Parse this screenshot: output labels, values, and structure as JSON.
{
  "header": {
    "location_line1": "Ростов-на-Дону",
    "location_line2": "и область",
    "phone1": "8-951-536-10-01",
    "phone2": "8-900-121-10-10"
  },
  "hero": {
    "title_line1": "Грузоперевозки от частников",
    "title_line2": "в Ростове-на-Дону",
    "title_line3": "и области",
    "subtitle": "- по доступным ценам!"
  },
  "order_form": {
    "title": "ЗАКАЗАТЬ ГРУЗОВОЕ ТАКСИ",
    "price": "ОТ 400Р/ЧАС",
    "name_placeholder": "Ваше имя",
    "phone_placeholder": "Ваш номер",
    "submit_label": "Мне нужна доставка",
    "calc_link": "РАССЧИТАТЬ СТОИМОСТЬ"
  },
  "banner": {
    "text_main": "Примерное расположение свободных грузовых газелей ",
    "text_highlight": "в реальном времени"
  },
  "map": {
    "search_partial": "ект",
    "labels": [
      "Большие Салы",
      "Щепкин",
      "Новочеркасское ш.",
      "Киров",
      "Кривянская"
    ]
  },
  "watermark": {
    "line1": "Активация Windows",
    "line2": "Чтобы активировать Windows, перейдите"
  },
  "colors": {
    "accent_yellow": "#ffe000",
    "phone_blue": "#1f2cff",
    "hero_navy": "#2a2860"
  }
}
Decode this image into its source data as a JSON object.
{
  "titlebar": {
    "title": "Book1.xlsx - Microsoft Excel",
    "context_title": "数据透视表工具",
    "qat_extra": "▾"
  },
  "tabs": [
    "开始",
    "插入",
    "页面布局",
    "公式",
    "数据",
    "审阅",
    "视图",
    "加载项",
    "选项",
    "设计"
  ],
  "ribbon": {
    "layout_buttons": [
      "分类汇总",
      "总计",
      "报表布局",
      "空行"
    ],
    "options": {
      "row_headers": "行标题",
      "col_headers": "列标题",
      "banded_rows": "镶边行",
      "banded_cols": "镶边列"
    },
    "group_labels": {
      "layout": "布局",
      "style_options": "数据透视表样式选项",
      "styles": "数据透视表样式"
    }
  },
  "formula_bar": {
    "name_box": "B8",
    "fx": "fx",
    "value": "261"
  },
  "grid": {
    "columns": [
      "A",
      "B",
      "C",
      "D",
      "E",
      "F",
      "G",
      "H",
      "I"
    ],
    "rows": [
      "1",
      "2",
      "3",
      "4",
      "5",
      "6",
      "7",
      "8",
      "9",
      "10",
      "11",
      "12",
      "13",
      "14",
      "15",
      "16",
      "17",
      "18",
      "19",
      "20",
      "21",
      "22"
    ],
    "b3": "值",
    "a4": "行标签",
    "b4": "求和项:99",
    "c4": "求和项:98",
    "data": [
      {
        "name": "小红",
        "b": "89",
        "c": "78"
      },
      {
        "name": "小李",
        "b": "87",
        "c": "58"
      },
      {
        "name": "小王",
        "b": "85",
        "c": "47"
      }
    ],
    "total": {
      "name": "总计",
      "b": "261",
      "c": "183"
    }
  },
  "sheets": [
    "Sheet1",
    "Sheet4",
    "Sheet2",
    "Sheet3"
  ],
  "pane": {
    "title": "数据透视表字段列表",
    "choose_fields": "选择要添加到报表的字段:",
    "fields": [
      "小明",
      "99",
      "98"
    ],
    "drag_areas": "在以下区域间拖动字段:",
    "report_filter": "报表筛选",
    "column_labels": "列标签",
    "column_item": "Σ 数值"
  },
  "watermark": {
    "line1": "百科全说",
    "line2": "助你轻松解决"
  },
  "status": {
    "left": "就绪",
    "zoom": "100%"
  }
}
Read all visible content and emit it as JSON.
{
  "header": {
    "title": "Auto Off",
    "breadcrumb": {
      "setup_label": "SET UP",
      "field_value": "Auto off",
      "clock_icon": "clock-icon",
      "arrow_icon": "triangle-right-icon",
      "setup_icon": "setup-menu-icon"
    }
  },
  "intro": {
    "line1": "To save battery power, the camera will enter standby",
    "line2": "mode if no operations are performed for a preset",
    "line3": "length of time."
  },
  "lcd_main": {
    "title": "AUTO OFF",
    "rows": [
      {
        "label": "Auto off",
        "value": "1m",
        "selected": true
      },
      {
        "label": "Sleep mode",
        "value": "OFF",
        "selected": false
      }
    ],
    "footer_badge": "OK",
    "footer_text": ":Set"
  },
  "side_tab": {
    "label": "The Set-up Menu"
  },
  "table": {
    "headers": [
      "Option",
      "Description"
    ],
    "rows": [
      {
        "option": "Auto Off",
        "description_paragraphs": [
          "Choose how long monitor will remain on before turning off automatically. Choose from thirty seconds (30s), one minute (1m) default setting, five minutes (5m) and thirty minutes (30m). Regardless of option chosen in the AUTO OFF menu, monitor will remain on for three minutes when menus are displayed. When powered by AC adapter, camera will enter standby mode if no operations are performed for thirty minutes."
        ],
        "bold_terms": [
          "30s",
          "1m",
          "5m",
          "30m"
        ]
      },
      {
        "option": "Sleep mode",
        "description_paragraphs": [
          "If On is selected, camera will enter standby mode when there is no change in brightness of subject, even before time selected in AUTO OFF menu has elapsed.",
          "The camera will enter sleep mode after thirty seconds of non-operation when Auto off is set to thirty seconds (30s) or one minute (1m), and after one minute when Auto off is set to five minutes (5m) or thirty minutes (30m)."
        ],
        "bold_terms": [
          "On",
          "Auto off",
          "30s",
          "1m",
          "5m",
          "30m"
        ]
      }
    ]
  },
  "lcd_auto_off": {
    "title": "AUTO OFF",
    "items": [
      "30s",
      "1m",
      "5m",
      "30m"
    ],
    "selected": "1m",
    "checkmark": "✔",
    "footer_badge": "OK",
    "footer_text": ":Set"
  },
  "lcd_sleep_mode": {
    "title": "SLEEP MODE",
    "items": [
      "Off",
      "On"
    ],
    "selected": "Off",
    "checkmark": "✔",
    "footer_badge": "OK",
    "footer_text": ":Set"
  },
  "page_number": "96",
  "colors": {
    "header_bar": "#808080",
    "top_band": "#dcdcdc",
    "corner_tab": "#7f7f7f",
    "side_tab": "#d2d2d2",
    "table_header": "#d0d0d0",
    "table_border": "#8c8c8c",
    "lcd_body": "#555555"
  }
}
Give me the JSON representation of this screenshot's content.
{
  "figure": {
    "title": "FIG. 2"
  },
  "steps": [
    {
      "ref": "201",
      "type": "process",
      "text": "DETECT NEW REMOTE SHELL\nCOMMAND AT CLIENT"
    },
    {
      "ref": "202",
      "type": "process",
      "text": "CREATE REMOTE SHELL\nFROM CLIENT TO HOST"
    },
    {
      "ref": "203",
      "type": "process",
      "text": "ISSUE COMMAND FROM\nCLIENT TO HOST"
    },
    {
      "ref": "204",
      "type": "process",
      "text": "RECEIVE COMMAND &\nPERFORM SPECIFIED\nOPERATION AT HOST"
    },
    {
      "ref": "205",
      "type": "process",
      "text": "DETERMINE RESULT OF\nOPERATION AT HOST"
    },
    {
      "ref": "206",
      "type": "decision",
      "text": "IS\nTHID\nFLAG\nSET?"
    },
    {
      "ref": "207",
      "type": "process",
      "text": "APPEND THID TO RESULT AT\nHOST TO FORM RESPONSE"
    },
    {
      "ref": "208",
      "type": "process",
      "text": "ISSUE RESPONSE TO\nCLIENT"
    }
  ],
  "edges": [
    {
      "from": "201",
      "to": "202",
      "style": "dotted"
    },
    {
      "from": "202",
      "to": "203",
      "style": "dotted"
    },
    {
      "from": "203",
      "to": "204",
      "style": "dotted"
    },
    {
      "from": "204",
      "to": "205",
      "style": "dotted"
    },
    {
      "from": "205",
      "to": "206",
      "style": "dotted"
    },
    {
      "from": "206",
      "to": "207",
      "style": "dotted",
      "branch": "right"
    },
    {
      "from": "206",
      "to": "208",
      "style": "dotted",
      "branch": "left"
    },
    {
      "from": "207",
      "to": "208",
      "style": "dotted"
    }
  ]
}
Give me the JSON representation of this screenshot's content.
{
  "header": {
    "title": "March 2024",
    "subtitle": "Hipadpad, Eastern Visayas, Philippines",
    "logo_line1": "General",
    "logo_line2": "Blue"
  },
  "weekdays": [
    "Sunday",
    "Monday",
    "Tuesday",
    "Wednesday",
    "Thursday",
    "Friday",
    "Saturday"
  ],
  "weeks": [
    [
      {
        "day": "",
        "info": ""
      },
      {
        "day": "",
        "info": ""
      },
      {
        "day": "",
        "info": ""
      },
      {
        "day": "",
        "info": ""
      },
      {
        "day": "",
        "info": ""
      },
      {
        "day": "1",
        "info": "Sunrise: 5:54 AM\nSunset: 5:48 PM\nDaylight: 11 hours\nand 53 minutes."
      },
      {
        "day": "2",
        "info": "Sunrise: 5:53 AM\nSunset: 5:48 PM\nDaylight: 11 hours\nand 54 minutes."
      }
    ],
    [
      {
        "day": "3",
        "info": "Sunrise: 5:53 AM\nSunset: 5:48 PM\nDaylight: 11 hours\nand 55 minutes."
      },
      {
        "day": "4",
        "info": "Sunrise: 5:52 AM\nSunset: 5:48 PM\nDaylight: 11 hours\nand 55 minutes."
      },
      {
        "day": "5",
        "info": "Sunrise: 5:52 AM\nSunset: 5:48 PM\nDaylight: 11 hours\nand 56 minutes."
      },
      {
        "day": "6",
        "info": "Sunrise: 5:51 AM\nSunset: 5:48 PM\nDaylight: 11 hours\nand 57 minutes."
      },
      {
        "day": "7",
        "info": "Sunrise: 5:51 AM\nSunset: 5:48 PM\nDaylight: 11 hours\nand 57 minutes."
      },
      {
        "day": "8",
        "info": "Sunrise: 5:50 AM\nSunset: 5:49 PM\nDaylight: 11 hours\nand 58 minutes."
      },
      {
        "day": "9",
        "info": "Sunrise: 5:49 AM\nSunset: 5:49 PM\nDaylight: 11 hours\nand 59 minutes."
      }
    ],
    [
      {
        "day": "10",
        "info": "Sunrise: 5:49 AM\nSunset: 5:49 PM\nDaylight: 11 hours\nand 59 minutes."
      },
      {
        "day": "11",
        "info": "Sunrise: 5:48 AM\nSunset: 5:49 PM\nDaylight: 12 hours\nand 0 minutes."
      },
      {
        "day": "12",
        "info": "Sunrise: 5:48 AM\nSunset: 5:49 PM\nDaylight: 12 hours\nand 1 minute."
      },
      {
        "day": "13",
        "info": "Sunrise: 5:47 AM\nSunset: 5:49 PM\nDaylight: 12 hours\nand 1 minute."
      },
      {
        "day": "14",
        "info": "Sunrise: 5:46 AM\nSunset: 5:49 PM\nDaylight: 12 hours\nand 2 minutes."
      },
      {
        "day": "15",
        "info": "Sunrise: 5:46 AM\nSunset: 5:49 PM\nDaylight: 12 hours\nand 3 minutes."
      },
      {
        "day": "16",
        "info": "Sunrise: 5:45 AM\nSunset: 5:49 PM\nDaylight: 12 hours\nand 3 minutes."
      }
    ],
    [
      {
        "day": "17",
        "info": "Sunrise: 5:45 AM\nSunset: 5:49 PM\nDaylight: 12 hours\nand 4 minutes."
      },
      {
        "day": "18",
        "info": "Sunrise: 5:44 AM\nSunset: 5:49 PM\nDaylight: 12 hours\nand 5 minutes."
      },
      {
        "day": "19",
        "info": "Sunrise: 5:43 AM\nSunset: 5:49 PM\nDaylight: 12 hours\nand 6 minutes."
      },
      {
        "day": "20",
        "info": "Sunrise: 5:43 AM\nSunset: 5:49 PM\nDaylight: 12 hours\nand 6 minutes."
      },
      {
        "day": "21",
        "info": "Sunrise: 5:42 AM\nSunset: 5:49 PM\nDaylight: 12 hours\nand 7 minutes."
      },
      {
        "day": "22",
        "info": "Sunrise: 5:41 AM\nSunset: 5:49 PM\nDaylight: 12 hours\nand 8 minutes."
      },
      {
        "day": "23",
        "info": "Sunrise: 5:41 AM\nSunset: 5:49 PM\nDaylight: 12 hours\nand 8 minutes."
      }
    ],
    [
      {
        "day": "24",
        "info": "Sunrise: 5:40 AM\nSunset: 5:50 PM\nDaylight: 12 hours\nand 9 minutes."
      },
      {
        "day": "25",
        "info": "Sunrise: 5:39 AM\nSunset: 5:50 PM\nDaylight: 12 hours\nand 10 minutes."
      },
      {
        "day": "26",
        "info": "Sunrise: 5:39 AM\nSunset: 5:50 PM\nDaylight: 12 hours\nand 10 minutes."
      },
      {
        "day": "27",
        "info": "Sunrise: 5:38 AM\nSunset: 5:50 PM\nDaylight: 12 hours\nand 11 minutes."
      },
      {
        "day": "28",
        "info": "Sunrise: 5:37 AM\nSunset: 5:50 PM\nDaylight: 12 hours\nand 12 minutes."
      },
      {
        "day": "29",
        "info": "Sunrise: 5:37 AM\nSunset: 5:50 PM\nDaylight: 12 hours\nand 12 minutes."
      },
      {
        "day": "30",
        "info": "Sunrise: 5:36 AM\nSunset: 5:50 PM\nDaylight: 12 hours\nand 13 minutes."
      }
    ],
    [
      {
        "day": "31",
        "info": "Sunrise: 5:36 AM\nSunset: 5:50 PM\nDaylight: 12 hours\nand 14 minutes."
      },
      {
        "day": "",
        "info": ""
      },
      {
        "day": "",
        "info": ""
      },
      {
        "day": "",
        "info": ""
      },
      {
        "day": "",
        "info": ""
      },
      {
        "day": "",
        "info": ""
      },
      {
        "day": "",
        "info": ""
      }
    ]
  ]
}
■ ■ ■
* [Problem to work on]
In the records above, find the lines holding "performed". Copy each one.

* [Output of the task]
    "line2": "mode if no operations are performed for a preset",
          "Choose how long monitor will remain on before turning off automatically. Choose from thirty seconds (30s), one minute (1m) default setting, five minutes (5m) and thirty minutes (30m). Regardless of option chosen in the AUTO OFF menu, monitor will remain on for three minutes when menus are displayed. When powered by AC adapter, camera will enter standby mode if no operations are performed for thirty minutes."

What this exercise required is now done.